## What the exercise asks:
Each record below should be returned exactly, with its pictures left out.

Saved entries:
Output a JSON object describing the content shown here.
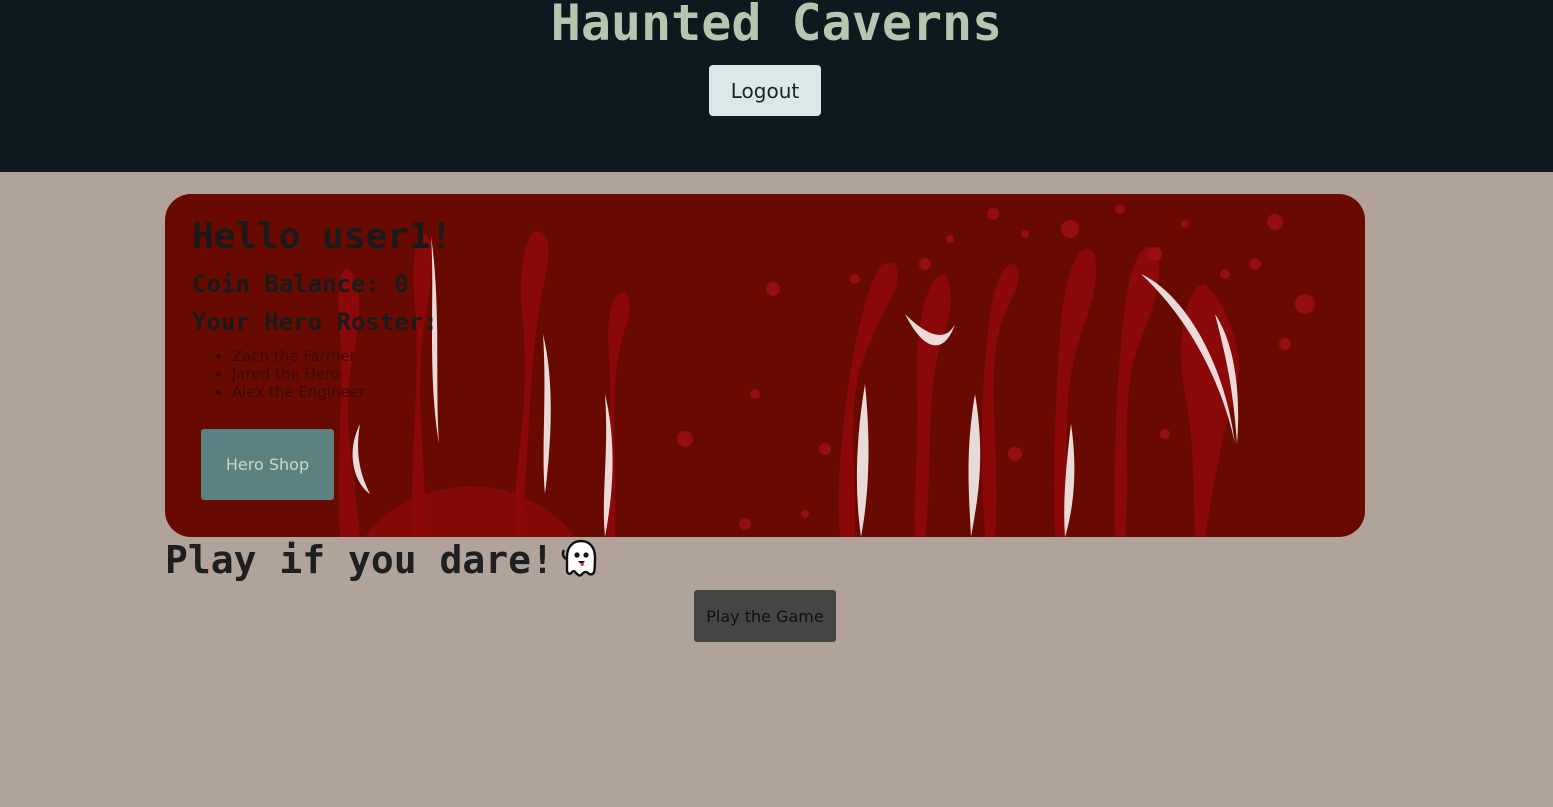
{
  "header": {
    "title": "Haunted Caverns",
    "logout_label": "Logout"
  },
  "dashboard": {
    "greeting": "Hello user1!",
    "coin_balance": "Coin Balance: 0",
    "roster_title": "Your Hero Roster:",
    "heroes": [
      "Zach the Farmer",
      "Jared the Hero",
      "Alex the Engineer"
    ],
    "shop_label": "Hero Shop"
  },
  "main": {
    "tagline": "Play if you dare!",
    "tagline_icon": "ghost-icon",
    "play_label": "Play the Game"
  },
  "colors": {
    "header_bg": "#0c1a1f",
    "page_bg": "#b2a39a",
    "card_bg": "#690a00",
    "title": "#b5c6b0"
  }
}
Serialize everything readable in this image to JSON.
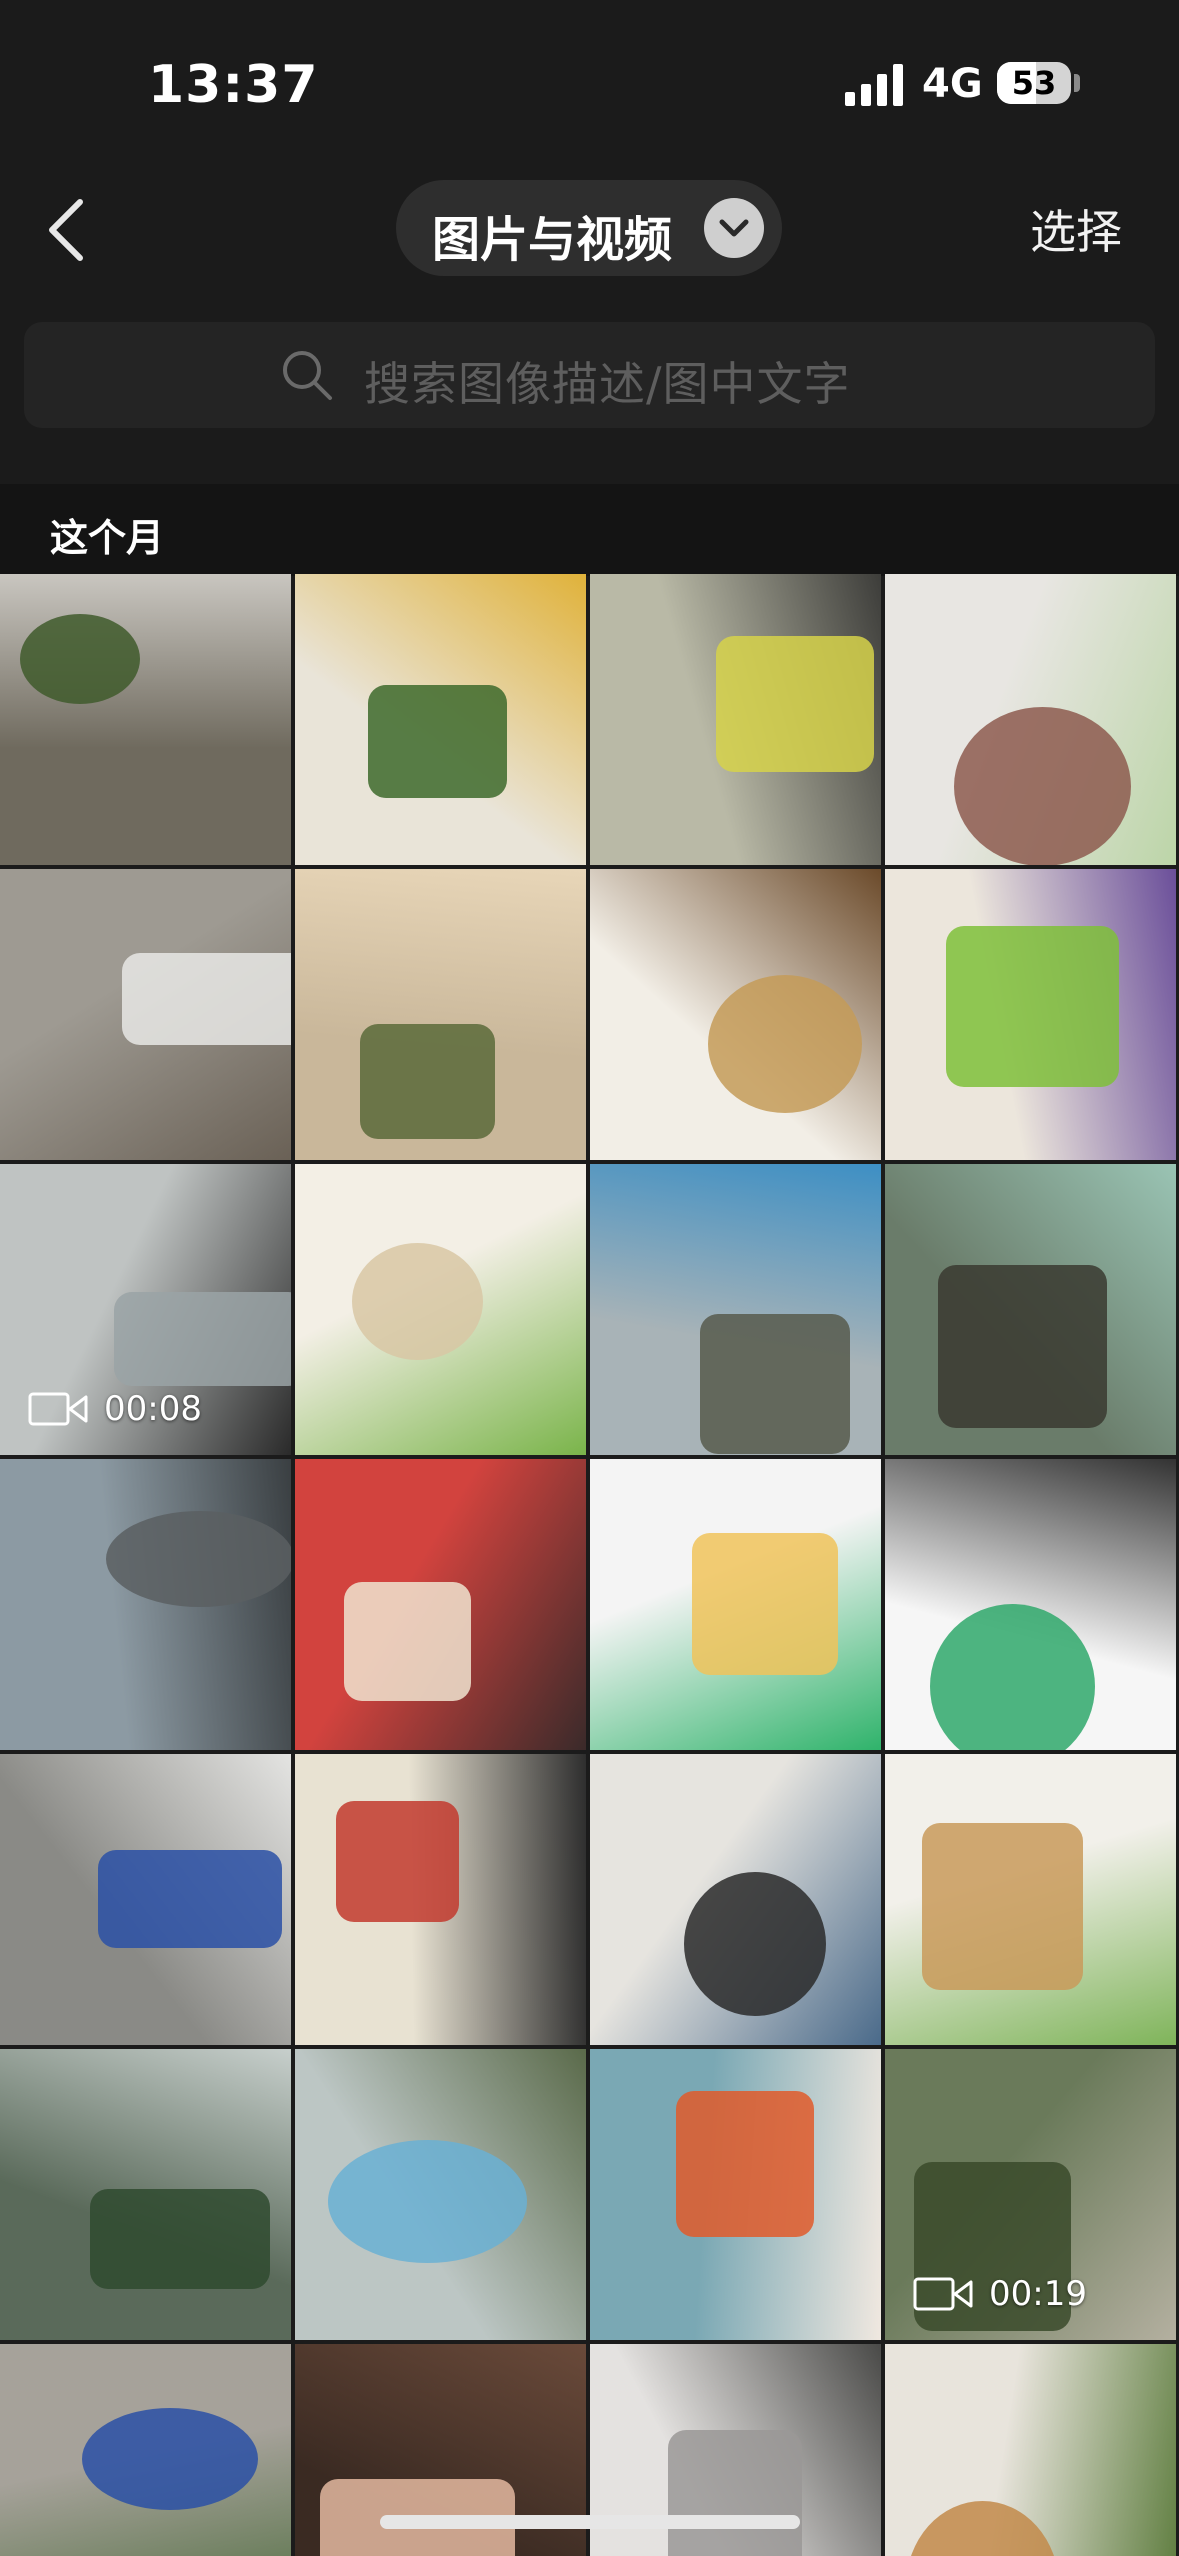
{
  "status_bar": {
    "time": "13:37",
    "network": "4G",
    "battery_level": "53",
    "battery_fraction": 0.53
  },
  "nav": {
    "back_icon": "chevron-left-icon",
    "title": "图片与视频",
    "title_dropdown_icon": "chevron-down-icon",
    "select_label": "选择"
  },
  "search": {
    "icon": "search-icon",
    "placeholder": "搜索图像描述/图中文字"
  },
  "section": {
    "title": "这个月"
  },
  "grid": {
    "tiles": [
      {
        "desc": "blurry-outdoor",
        "colors": [
          "#6f6a5e",
          "#3f5a2c",
          "#c9c6c0"
        ],
        "video": null
      },
      {
        "desc": "groceries-cucumbers",
        "colors": [
          "#e9e4d8",
          "#3d6a2c",
          "#e0b23a"
        ],
        "video": null
      },
      {
        "desc": "plastic-bag-fruit",
        "colors": [
          "#b9b9a6",
          "#d6d24a",
          "#3d3d3a"
        ],
        "video": null
      },
      {
        "desc": "room-corner-stand",
        "colors": [
          "#e8e6e2",
          "#8d5b4f",
          "#bcd5a8"
        ],
        "video": null
      },
      {
        "desc": "wall-floor-corner",
        "colors": [
          "#9e9a92",
          "#e8e8e5",
          "#6a6156"
        ],
        "video": null
      },
      {
        "desc": "meal-tablet-table",
        "colors": [
          "#c9b79a",
          "#5a6a3a",
          "#e8d6b8"
        ],
        "video": null
      },
      {
        "desc": "noodle-bowl",
        "colors": [
          "#f2eee6",
          "#c49b58",
          "#6b4a2a"
        ],
        "video": null
      },
      {
        "desc": "breakfast-tray",
        "colors": [
          "#ece6dc",
          "#7fbf3a",
          "#6b4f9a"
        ],
        "video": null
      },
      {
        "desc": "granite-floor-video",
        "colors": [
          "#bfc3c2",
          "#9aa3a6",
          "#2a2a2a"
        ],
        "video": "00:08"
      },
      {
        "desc": "dumplings-bowl",
        "colors": [
          "#f3efe5",
          "#d8c7a4",
          "#7ab44a"
        ],
        "video": null
      },
      {
        "desc": "desk-food-tablet",
        "colors": [
          "#a8b3b7",
          "#575a4c",
          "#3d8fc4"
        ],
        "video": null
      },
      {
        "desc": "dinner-table-tv",
        "colors": [
          "#6a7c6a",
          "#3a3a30",
          "#9ac4b4"
        ],
        "video": null
      },
      {
        "desc": "rainy-road-windshield",
        "colors": [
          "#8c9aa3",
          "#5a5f62",
          "#3a3f42"
        ],
        "video": null
      },
      {
        "desc": "stage-flowers-event",
        "colors": [
          "#d2433e",
          "#f0e4d0",
          "#3a2a2a"
        ],
        "video": null
      },
      {
        "desc": "app-screenshot-services",
        "colors": [
          "#f4f4f4",
          "#f0c35a",
          "#2fb36b"
        ],
        "video": null
      },
      {
        "desc": "parking-app-screenshot",
        "colors": [
          "#f6f6f6",
          "#2fa86b",
          "#333333"
        ],
        "video": null
      },
      {
        "desc": "parking-lot-cars",
        "colors": [
          "#8a8a86",
          "#2a50a6",
          "#e4e4e2"
        ],
        "video": null
      },
      {
        "desc": "school-group-photo",
        "colors": [
          "#e8e2d2",
          "#c23a2e",
          "#2e2e2e"
        ],
        "video": null
      },
      {
        "desc": "classroom-people",
        "colors": [
          "#e6e4df",
          "#2a2a2a",
          "#4a6a8a"
        ],
        "video": null
      },
      {
        "desc": "noodle-plate",
        "colors": [
          "#f2f0ea",
          "#c99a5a",
          "#7fb45a"
        ],
        "video": null
      },
      {
        "desc": "forest-road",
        "colors": [
          "#5a6a5a",
          "#2f4a2f",
          "#c7cfcc"
        ],
        "video": null
      },
      {
        "desc": "raincoat-mountain",
        "colors": [
          "#bcc6c4",
          "#6ab0d4",
          "#5a6a4a"
        ],
        "video": null
      },
      {
        "desc": "helmet-selfie",
        "colors": [
          "#7aa8b4",
          "#e05a2a",
          "#f0e8e0"
        ],
        "video": null
      },
      {
        "desc": "bamboo-path-video",
        "colors": [
          "#6a7a5a",
          "#3a4a2a",
          "#b4b0a0"
        ],
        "video": "00:19"
      },
      {
        "desc": "parking-lot-cars-2",
        "colors": [
          "#a6a29a",
          "#2a50a6",
          "#4a6a3a"
        ],
        "video": null
      },
      {
        "desc": "friends-selfie",
        "colors": [
          "#3a2a22",
          "#e4b8a0",
          "#6a4a3a"
        ],
        "video": null
      },
      {
        "desc": "white-cat-closeup",
        "colors": [
          "#e4e2e0",
          "#9a9896",
          "#4a4a48"
        ],
        "video": null
      },
      {
        "desc": "noodle-bowl-chopsticks",
        "colors": [
          "#e8e4dc",
          "#c28a4a",
          "#5a7a3a"
        ],
        "video": null
      }
    ]
  },
  "video_icon": "video-camera-icon"
}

## Output:
Output a JSON object describing the content shown here.
{
  "header": {
    "title": "Haunted Caverns",
    "logout_label": "Logout"
  },
  "dashboard": {
    "greeting": "Hello user1!",
    "coin_balance": "Coin Balance: 0",
    "roster_title": "Your Hero Roster:",
    "heroes": [
      "Zach the Farmer",
      "Jared the Hero",
      "Alex the Engineer"
    ],
    "shop_label": "Hero Shop"
  },
  "main": {
    "tagline": "Play if you dare!",
    "tagline_icon": "ghost-icon",
    "play_label": "Play the Game"
  },
  "colors": {
    "header_bg": "#0c1a1f",
    "page_bg": "#b2a39a",
    "card_bg": "#690a00",
    "title": "#b5c6b0"
  }
}
Serialize everything readable in this image to JSON.
{
  "status_bar": {
    "time": "13:37",
    "network": "4G",
    "battery_level": "53",
    "battery_fraction": 0.53
  },
  "nav": {
    "back_icon": "chevron-left-icon",
    "title": "图片与视频",
    "title_dropdown_icon": "chevron-down-icon",
    "select_label": "选择"
  },
  "search": {
    "icon": "search-icon",
    "placeholder": "搜索图像描述/图中文字"
  },
  "section": {
    "title": "这个月"
  },
  "grid": {
    "tiles": [
      {
        "desc": "blurry-outdoor",
        "colors": [
          "#6f6a5e",
          "#3f5a2c",
          "#c9c6c0"
        ],
        "video": null
      },
      {
        "desc": "groceries-cucumbers",
        "colors": [
          "#e9e4d8",
          "#3d6a2c",
          "#e0b23a"
        ],
        "video": null
      },
      {
        "desc": "plastic-bag-fruit",
        "colors": [
          "#b9b9a6",
          "#d6d24a",
          "#3d3d3a"
        ],
        "video": null
      },
      {
        "desc": "room-corner-stand",
        "colors": [
          "#e8e6e2",
          "#8d5b4f",
          "#bcd5a8"
        ],
        "video": null
      },
      {
        "desc": "wall-floor-corner",
        "colors": [
          "#9e9a92",
          "#e8e8e5",
          "#6a6156"
        ],
        "video": null
      },
      {
        "desc": "meal-tablet-table",
        "colors": [
          "#c9b79a",
          "#5a6a3a",
          "#e8d6b8"
        ],
        "video": null
      },
      {
        "desc": "noodle-bowl",
        "colors": [
          "#f2eee6",
          "#c49b58",
          "#6b4a2a"
        ],
        "video": null
      },
      {
        "desc": "breakfast-tray",
        "colors": [
          "#ece6dc",
          "#7fbf3a",
          "#6b4f9a"
        ],
        "video": null
      },
      {
        "desc": "granite-floor-video",
        "colors": [
          "#bfc3c2",
          "#9aa3a6",
          "#2a2a2a"
        ],
        "video": "00:08"
      },
      {
        "desc": "dumplings-bowl",
        "colors": [
          "#f3efe5",
          "#d8c7a4",
          "#7ab44a"
        ],
        "video": null
      },
      {
        "desc": "desk-food-tablet",
        "colors": [
          "#a8b3b7",
          "#575a4c",
          "#3d8fc4"
        ],
        "video": null
      },
      {
        "desc": "dinner-table-tv",
        "colors": [
          "#6a7c6a",
          "#3a3a30",
          "#9ac4b4"
        ],
        "video": null
      },
      {
        "desc": "rainy-road-windshield",
        "colors": [
          "#8c9aa3",
          "#5a5f62",
          "#3a3f42"
        ],
        "video": null
      },
      {
        "desc": "stage-flowers-event",
        "colors": [
          "#d2433e",
          "#f0e4d0",
          "#3a2a2a"
        ],
        "video": null
      },
      {
        "desc": "app-screenshot-services",
        "colors": [
          "#f4f4f4",
          "#f0c35a",
          "#2fb36b"
        ],
        "video": null
      },
      {
        "desc": "parking-app-screenshot",
        "colors": [
          "#f6f6f6",
          "#2fa86b",
          "#333333"
        ],
        "video": null
      },
      {
        "desc": "parking-lot-cars",
        "colors": [
          "#8a8a86",
          "#2a50a6",
          "#e4e4e2"
        ],
        "video": null
      },
      {
        "desc": "school-group-photo",
        "colors": [
          "#e8e2d2",
          "#c23a2e",
          "#2e2e2e"
        ],
        "video": null
      },
      {
        "desc": "classroom-people",
        "colors": [
          "#e6e4df",
          "#2a2a2a",
          "#4a6a8a"
        ],
        "video": null
      },
      {
        "desc": "noodle-plate",
        "colors": [
          "#f2f0ea",
          "#c99a5a",
          "#7fb45a"
        ],
        "video": null
      },
      {
        "desc": "forest-road",
        "colors": [
          "#5a6a5a",
          "#2f4a2f",
          "#c7cfcc"
        ],
        "video": null
      },
      {
        "desc": "raincoat-mountain",
        "colors": [
          "#bcc6c4",
          "#6ab0d4",
          "#5a6a4a"
        ],
        "video": null
      },
      {
        "desc": "helmet-selfie",
        "colors": [
          "#7aa8b4",
          "#e05a2a",
          "#f0e8e0"
        ],
        "video": null
      },
      {
        "desc": "bamboo-path-video",
        "colors": [
          "#6a7a5a",
          "#3a4a2a",
          "#b4b0a0"
        ],
        "video": "00:19"
      },
      {
        "desc": "parking-lot-cars-2",
        "colors": [
          "#a6a29a",
          "#2a50a6",
          "#4a6a3a"
        ],
        "video": null
      },
      {
        "desc": "friends-selfie",
        "colors": [
          "#3a2a22",
          "#e4b8a0",
          "#6a4a3a"
        ],
        "video": null
      },
      {
        "desc": "white-cat-closeup",
        "colors": [
          "#e4e2e0",
          "#9a9896",
          "#4a4a48"
        ],
        "video": null
      },
      {
        "desc": "noodle-bowl-chopsticks",
        "colors": [
          "#e8e4dc",
          "#c28a4a",
          "#5a7a3a"
        ],
        "video": null
      }
    ]
  },
  "video_icon": "video-camera-icon"
}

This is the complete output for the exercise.